When this happens, people with Non-24 do not have neurological control over their sleeping and waking periods and may struggle to stay awake during the day or struggle to fall asleep at night.
Because the circadian rhythms are not stable, the biological clock is always "off," leading to ever-shifting cycles of sleepiness and wakefulness that may or may not coincide with the activities of daily living such as working, school, caregiving and other time-relevant activities. Special calculators have been developed to help these people adjust their days and nights to their sleep-wake schedules to maximize their functional time and to allow for quality sleep time.
No, this is not a fun fact. But it is a real fact for tens of thousands of people in the United States alone.
Many blind people have non-24 (perhaps as many as 95,000, according to statistics published by the National Sleep Foundation).

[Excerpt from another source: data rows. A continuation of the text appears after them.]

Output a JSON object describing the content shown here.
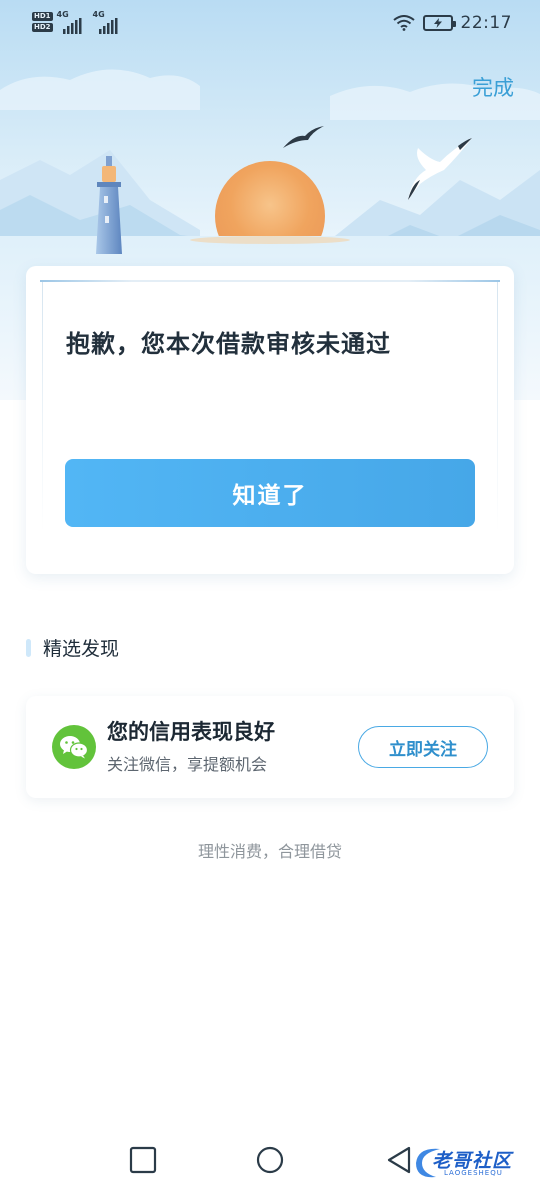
{
  "status_bar": {
    "sim1_tag": "HD1",
    "sim2_tag": "HD2",
    "sim1_network": "4G",
    "sim2_network": "4G",
    "time": "22:17"
  },
  "header": {
    "done_label": "完成"
  },
  "result": {
    "title": "抱歉，您本次借款审核未通过",
    "ack_button_label": "知道了"
  },
  "discover": {
    "section_title": "精选发现",
    "promo": {
      "title": "您的信用表现良好",
      "subtitle": "关注微信，享提额机会",
      "button_label": "立即关注"
    }
  },
  "footer": {
    "slogan": "理性消费，合理借贷"
  },
  "watermark": {
    "text": "老哥社区",
    "sub": "LAOGESHEQU"
  },
  "colors": {
    "accent": "#4aa9e4",
    "button_gradient_start": "#52b6f5",
    "button_gradient_end": "#46a7e8",
    "sun": "#f0a45e",
    "wechat_green": "#62c33b"
  }
}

The incidence of non-24 is less prevalent in sighted populations, but that does not mean that few sighted people suffer from it. Because the sighted population is considerably larger than that of the blind population, there are still untold numbers of sighted people who potentially suffer from this circadian rhythm disorder. Identifying, diagnosing and treating them has proven difficult, which makes non-24 a critical candidate for further research and awareness.

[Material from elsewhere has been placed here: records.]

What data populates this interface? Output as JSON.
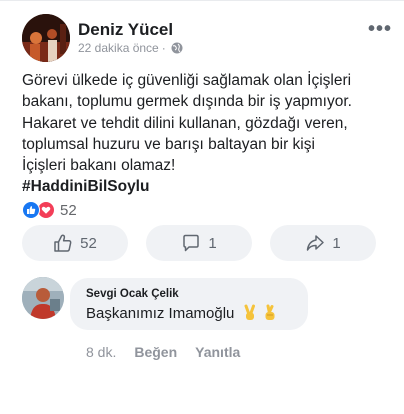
{
  "post": {
    "author": "Deniz Yücel",
    "time": "22 dakika önce",
    "separator": "·",
    "more": "•••",
    "text_lines": [
      "Görevi ülkede iç güvenliği sağlamak olan İçişleri",
      "bakanı, toplumu germek dışında bir iş yapmıyor.",
      "Hakaret ve tehdit dilini kullanan, gözdağı veren,",
      "toplumsal huzuru ve barışı baltayan bir kişi",
      "İçişleri bakanı olamaz!"
    ],
    "hashtag": "#HaddiniBilSoylu",
    "reactions_count": "52",
    "actions": {
      "like_count": "52",
      "comment_count": "1",
      "share_count": "1"
    }
  },
  "comment": {
    "author": "Sevgi Ocak Çelik",
    "text": "Başkanımız Imamoğlu",
    "emojis": [
      "victory-hand",
      "crossed-fingers"
    ],
    "time": "8 dk.",
    "like_label": "Beğen",
    "reply_label": "Yanıtla"
  },
  "colors": {
    "like_blue": "#1877f2",
    "love_red": "#f33e58",
    "button_bg": "#f0f2f5",
    "muted_text": "#90949c"
  }
}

Learn more about Non-24 here:
- Circadian Sleep Disorders Network (CSDN) -- Non-24 Q&A
- Follow the CSDN on Facebook
- Follow the CSDN on Twitter @CSD_N

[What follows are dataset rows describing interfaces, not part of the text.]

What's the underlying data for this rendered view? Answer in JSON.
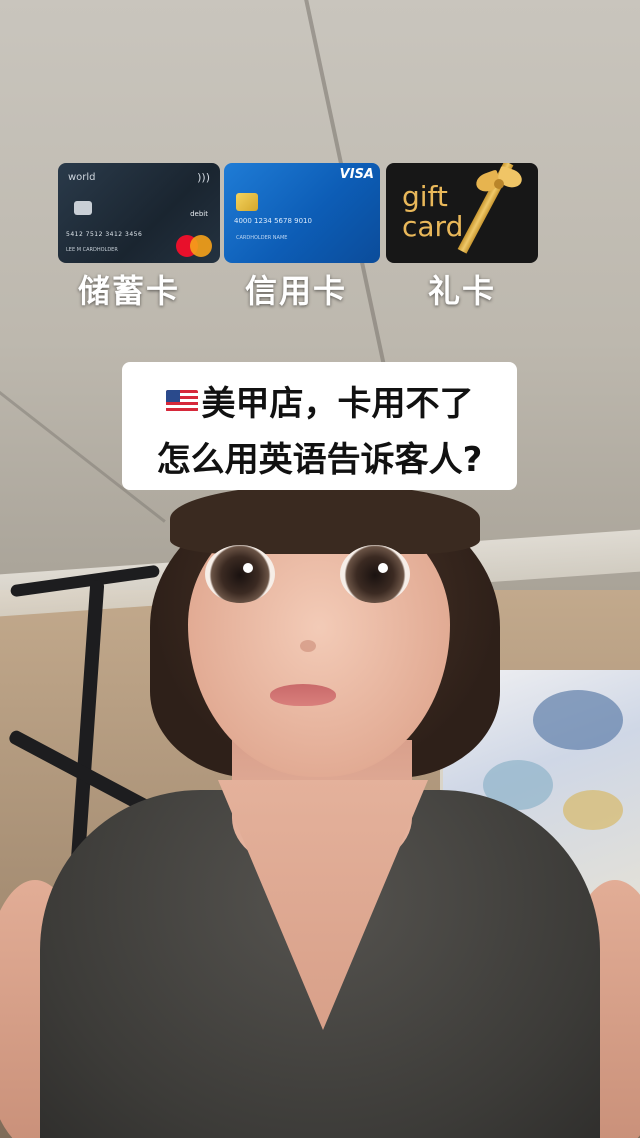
{
  "cards": [
    {
      "type": "debit",
      "label": "储蓄卡",
      "brand_text": "world",
      "kind_text": "debit",
      "number_text": "5412 7512 3412 3456",
      "holder_text": "LEE M CARDHOLDER",
      "network": "mastercard"
    },
    {
      "type": "credit",
      "label": "信用卡",
      "brand_text": "VISA",
      "number_text": "4000 1234 5678 9010",
      "holder_text": "CARDHOLDER NAME",
      "network": "visa"
    },
    {
      "type": "gift",
      "label": "礼卡",
      "line1": "gift",
      "line2": "card",
      "accent_color": "#e9b85a"
    }
  ],
  "question": {
    "flag_icon": "us-flag-icon",
    "line1": "美甲店，卡用不了",
    "line2": "怎么用英语告诉客人?"
  },
  "colors": {
    "label_text": "#ffffff",
    "question_bg": "#ffffff",
    "question_text": "#111111"
  }
}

- Follow the CSDN on Linked In
Today's #Sleeptember FACT --- Non-24-Hour Sleep-Wake Disorder